Respondent argues that the court's aid is not required and therefore the petition should be dismissed pursuant to Family Court Act § 1051(c), because he has no further plans to be in contact with the child. Assuming that respondent raised this argument before Family Court, we reject it. Respondent offers no evidence to support his claim that he has no plans to be in contact with the child ever again, and the record strongly suggests otherwise. Respondent referred to the child as his “baby.” He told the CPS and the police officer that he loved the child as though she were his flesh and blood and that he had been with her since day one. The CPS reported that the child perceived respondent as her father, and the mother similarly referred to him as such.

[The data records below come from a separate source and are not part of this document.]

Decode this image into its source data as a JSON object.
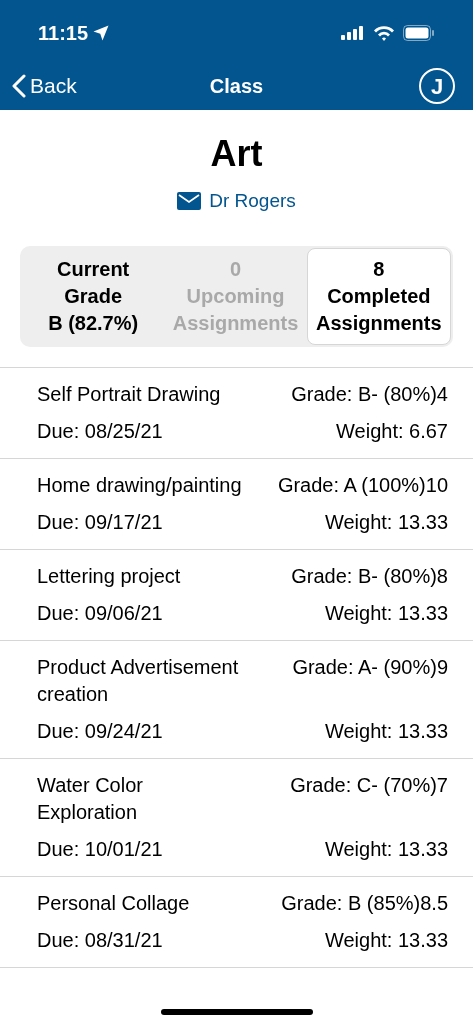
{
  "status_bar": {
    "time": "11:15"
  },
  "nav": {
    "back": "Back",
    "title": "Class",
    "avatar": "J"
  },
  "class": {
    "name": "Art",
    "teacher": "Dr Rogers"
  },
  "segments": [
    {
      "lines": [
        "Current",
        "Grade",
        "B (82.7%)"
      ],
      "selected": false,
      "disabled": false
    },
    {
      "lines": [
        "0",
        "Upcoming",
        "Assignments"
      ],
      "selected": false,
      "disabled": true
    },
    {
      "lines": [
        "8",
        "Completed",
        "Assignments"
      ],
      "selected": true,
      "disabled": false
    }
  ],
  "assignments": [
    {
      "title": "Self Portrait Drawing",
      "grade": "Grade: B- (80%)4",
      "due": "Due: 08/25/21",
      "weight": "Weight: 6.67"
    },
    {
      "title": "Home drawing/painting",
      "grade": "Grade: A (100%)10",
      "due": "Due: 09/17/21",
      "weight": "Weight: 13.33"
    },
    {
      "title": "Lettering project",
      "grade": "Grade: B- (80%)8",
      "due": "Due: 09/06/21",
      "weight": "Weight: 13.33"
    },
    {
      "title": "Product Advertisement creation",
      "grade": "Grade: A- (90%)9",
      "due": "Due: 09/24/21",
      "weight": "Weight: 13.33"
    },
    {
      "title": "Water Color Exploration",
      "grade": "Grade: C- (70%)7",
      "due": "Due: 10/01/21",
      "weight": "Weight: 13.33"
    },
    {
      "title": "Personal Collage",
      "grade": "Grade: B (85%)8.5",
      "due": "Due: 08/31/21",
      "weight": "Weight: 13.33"
    }
  ]
}
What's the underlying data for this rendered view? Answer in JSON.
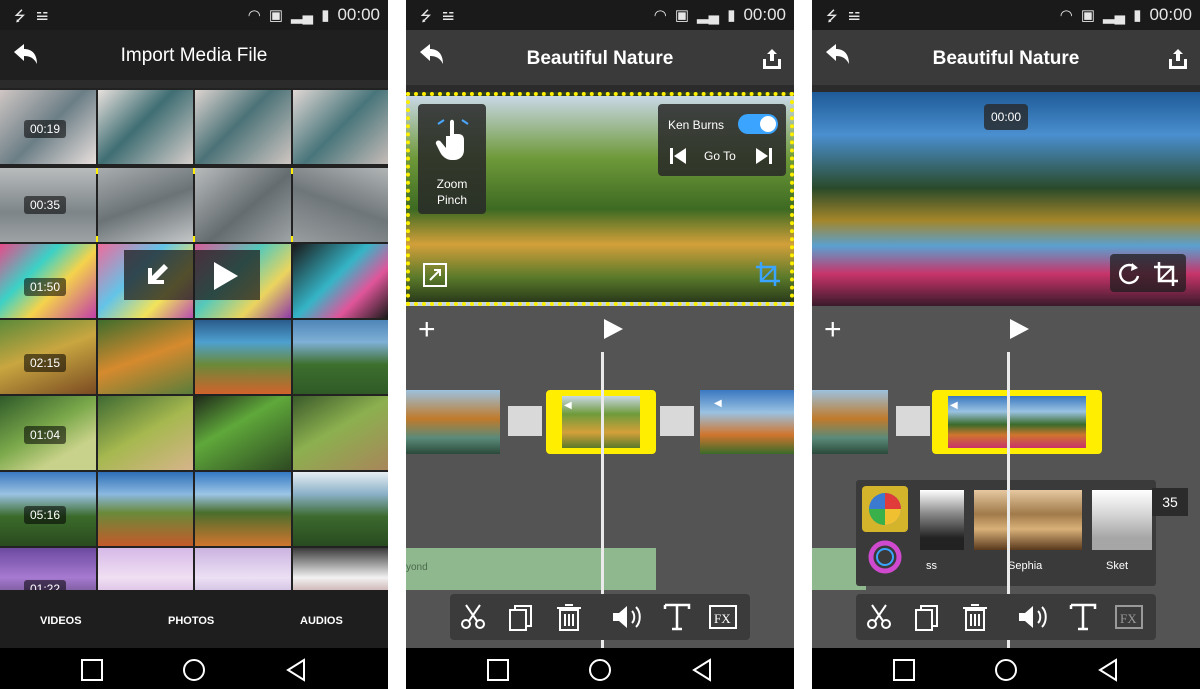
{
  "status_bar": {
    "time": "00:00"
  },
  "screen1": {
    "title": "Import Media File",
    "durations": [
      "00:19",
      "00:35",
      "01:50",
      "02:15",
      "01:04",
      "05:16",
      "01:22"
    ],
    "tabs": [
      "VIDEOS",
      "PHOTOS",
      "AUDIOS"
    ]
  },
  "screen2": {
    "title": "Beautiful Nature",
    "zoom_label": "Zoom\nPinch",
    "ken_burns_label": "Ken Burns",
    "goto_label": "Go To",
    "audio_track_label": "yond"
  },
  "screen3": {
    "title": "Beautiful Nature",
    "time_badge": "00:00",
    "filters": [
      "ss",
      "Sephia",
      "Sket"
    ],
    "side_number": "35"
  },
  "colors": {
    "accent_yellow": "#ffee00",
    "toggle_blue": "#3aa4ff"
  }
}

Petitioner proved by a preponderance of the evidence that respondent also neglected the child by misusing alcohol and marijuana (Family Court Act §§ 1012[f][i][B]; 1046[a][iii] ). Contrary to respondent's contention that there is no evidence of the frequency or effects of his alcohol use, the child's unrebutted statements to the CPS encompass both points. She told the CPS that respondent drank every day, that his doing so made him sway from side to side and made him “crazy” and “different.” Respondent failed to offer evidence to the contrary or a reason to doubt the reliability of the child's statements. Nor did he say that he was in a rehabilitation program so as to render the statutory presumption of neglect based on misuse of alcohol inapplicable (see Family Court Act § 1046[a][iii]). Respondent argues that there is no evidence of the specific effects of his alcohol use on his parenting or treatment of the child. However, given respondent's regular alcohol use, the statute does not require such evidence (see Matter of Nasiim W. [Keala M.], 88 A.D.3d 452, 931 N.Y.S.2d 4 [1st Dept. 2011]). The evidence of respondent's marijuana use includes his own testimony that a normal day for him includes marijuana, and he freely admitted to the CPS that he used marijuana, an unrebutted admission corroborated by the mother's testimony. Respondent failed to rebut petitioner's prima facie case of neglect on this basis by showing that he is in drug rehabilitation (Matter of Shaun H. [Monique B.], 161 A.D.3d 559, 76 N.Y.S.3d 57 [1st Dept. 2018]; Matter of Nyheem E. [Jamila G.], 134 A.D.3d 517, 519, 23 N.Y.S.3d 9 [1st Dept. 2015]).

We have considered respondent's remaining arguments and find them unavailing.